Ogrydziak Prillinger's Gallery House, heard but not seen. Photograph by Tim Griffith, courtesy of the architects.
On Thursday, the architecturati were at the War Memorial Performing Arts Center’s Green Room to see who won in this year’s AIA SF Awards. This year only saw 27 awards presented, half the number of last year’s 54–perhaps an indication of how hard the economic downturn has hit this area. But despite the shorter program, there was no shortage of distinctive projects.
Marin Country Day School, EHDD Architecture, Honor Award (Cesar Rubio Photography)

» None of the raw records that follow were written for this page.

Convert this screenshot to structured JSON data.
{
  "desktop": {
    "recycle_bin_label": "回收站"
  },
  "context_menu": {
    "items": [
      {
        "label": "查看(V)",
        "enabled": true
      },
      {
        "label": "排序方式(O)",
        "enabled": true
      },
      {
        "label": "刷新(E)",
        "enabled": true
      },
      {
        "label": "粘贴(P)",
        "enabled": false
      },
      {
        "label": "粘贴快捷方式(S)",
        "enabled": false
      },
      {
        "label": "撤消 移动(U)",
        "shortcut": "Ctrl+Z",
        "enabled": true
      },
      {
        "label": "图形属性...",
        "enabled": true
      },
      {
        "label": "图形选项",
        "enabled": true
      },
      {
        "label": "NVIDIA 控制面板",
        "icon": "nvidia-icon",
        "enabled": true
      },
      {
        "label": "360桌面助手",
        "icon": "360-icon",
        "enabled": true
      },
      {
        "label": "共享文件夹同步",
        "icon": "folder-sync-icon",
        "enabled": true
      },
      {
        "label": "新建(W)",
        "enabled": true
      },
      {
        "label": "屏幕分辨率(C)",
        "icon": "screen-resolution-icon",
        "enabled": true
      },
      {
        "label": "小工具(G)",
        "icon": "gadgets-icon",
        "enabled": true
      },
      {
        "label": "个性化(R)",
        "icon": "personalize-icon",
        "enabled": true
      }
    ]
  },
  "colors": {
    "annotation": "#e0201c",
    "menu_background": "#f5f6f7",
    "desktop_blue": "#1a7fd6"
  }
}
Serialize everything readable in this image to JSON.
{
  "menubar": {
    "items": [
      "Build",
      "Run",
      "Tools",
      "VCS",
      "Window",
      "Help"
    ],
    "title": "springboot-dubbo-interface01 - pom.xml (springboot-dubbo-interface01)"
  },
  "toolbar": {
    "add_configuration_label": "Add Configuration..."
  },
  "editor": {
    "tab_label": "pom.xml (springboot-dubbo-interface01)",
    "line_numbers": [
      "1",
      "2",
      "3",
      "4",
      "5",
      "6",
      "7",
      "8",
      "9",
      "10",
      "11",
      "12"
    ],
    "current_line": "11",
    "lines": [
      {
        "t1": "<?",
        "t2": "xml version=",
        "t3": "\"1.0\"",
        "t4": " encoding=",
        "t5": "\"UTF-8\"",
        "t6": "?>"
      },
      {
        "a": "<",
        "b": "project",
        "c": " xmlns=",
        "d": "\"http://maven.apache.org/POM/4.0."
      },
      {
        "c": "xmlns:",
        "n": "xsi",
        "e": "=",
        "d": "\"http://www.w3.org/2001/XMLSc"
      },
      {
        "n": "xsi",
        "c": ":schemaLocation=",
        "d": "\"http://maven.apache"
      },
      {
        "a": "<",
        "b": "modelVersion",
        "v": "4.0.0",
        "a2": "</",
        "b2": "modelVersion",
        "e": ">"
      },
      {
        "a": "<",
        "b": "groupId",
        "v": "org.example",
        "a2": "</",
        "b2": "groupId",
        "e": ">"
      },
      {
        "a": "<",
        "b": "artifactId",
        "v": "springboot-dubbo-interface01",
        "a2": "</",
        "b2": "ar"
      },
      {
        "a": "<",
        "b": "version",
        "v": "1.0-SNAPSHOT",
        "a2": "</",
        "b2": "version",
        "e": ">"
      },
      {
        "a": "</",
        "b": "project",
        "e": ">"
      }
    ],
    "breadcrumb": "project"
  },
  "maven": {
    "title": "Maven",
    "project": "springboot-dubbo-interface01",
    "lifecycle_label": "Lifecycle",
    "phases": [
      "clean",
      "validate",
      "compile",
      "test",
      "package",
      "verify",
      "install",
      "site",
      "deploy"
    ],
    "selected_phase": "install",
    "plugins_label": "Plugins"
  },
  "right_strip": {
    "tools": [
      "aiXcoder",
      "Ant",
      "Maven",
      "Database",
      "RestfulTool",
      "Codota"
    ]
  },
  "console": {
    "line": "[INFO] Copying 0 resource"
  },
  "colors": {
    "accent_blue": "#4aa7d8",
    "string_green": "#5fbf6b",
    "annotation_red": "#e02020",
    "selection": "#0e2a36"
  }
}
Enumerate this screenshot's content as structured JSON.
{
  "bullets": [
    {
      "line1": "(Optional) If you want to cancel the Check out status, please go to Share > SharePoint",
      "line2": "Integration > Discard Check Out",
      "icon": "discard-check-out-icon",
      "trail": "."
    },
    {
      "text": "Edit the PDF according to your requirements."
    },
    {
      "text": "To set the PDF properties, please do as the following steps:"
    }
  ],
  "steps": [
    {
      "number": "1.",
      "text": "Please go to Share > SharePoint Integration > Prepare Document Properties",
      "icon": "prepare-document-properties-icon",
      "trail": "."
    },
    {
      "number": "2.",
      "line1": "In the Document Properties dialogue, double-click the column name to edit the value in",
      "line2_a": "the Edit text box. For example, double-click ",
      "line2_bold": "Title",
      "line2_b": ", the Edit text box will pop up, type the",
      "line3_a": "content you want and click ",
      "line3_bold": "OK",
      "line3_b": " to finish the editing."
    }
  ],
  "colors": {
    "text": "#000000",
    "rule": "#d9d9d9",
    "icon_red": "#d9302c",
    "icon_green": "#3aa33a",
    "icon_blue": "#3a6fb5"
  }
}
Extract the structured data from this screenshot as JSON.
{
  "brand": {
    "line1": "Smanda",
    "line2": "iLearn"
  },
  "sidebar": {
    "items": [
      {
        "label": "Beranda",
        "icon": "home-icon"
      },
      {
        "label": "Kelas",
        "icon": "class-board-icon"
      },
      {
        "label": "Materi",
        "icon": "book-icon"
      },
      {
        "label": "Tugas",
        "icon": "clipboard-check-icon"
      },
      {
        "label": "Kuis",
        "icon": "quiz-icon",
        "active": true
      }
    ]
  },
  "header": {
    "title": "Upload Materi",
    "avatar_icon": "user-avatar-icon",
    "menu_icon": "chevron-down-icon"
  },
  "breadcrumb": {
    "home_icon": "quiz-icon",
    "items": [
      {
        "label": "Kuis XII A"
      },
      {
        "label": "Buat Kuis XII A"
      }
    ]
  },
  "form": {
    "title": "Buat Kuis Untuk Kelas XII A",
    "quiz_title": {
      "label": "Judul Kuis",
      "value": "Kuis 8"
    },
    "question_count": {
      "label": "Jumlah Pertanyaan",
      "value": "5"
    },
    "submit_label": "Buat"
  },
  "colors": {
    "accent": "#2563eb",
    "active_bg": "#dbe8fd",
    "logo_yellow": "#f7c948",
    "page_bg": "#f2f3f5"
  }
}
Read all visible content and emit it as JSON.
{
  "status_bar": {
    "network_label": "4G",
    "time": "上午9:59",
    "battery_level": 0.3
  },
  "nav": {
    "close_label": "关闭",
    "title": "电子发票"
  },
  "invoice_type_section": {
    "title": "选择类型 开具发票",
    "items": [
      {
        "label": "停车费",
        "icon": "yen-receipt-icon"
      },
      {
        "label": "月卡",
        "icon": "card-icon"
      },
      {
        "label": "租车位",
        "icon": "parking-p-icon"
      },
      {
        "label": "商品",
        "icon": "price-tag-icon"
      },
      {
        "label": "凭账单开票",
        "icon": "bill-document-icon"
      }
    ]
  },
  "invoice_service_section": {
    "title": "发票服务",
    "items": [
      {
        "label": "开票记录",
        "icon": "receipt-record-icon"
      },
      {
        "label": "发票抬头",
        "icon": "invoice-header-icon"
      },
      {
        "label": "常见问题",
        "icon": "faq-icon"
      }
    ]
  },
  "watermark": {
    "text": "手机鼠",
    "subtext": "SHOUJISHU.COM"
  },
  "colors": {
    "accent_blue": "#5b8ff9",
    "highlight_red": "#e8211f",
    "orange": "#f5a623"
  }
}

Taking home top honors in the Architecture category was Ogrydziak Prillinger’s Gallery House (photo at top), which impressed the jury for its “reinterpretation of the San Francisco bay window,” among other things. Alas, the images that were shown while the virtues of the house were being described were of HOK’s Merit-winning library in Saudi Arabia, the one glitch in the evening.
Presidio Landmark, Perkins+Will, Honor Award (Tim Griffith)
Interestingly, the other Honor winner for Architecture was EHDD’s Marin Country Day School, which is not only a graceful building rendered in wood and steel, it is also net-zero-energy and LEED Platinum. Since EHDD got the nod for Architecture, as opposed to Energy + Sustainability, it’s a indication that the profession is starting to value design and sustainability together as a package.
Oakland Museum of California, Mark Cavagnero Associates, Merit Award (Tim Griffith)
Mark Cavagnero’s sensitive additions to the Oakland Museum of California and Perkins+Will’s careful restoration of the Presidio Landmark were singled out in the historical preservation category. This category is a recent addition to the awards lineup, but one that should continue to have some great entries.
SPARC (San Francisco Patient & Resource Center), Sand Studios, Consulting Architect Leslie Young, Citation Award (Kenneth Probst Photography)
In interiors, an amused murmur went up in the crowd when they learned about Sand Studios’ medical marijuana dispensary, SPARC, which took home a Citation award. But the biggest laugh of the evening came when the picturesque Honor winner for unbuilt work was announced: Anderson Anderson Architecture’s Lips Tower, described as a “thirsty urban utility, sucking water and solar energy from the sky.”
Lips Tower, Anderson Anderson Architecture, Honor Award (Anderson Anderson Architecture)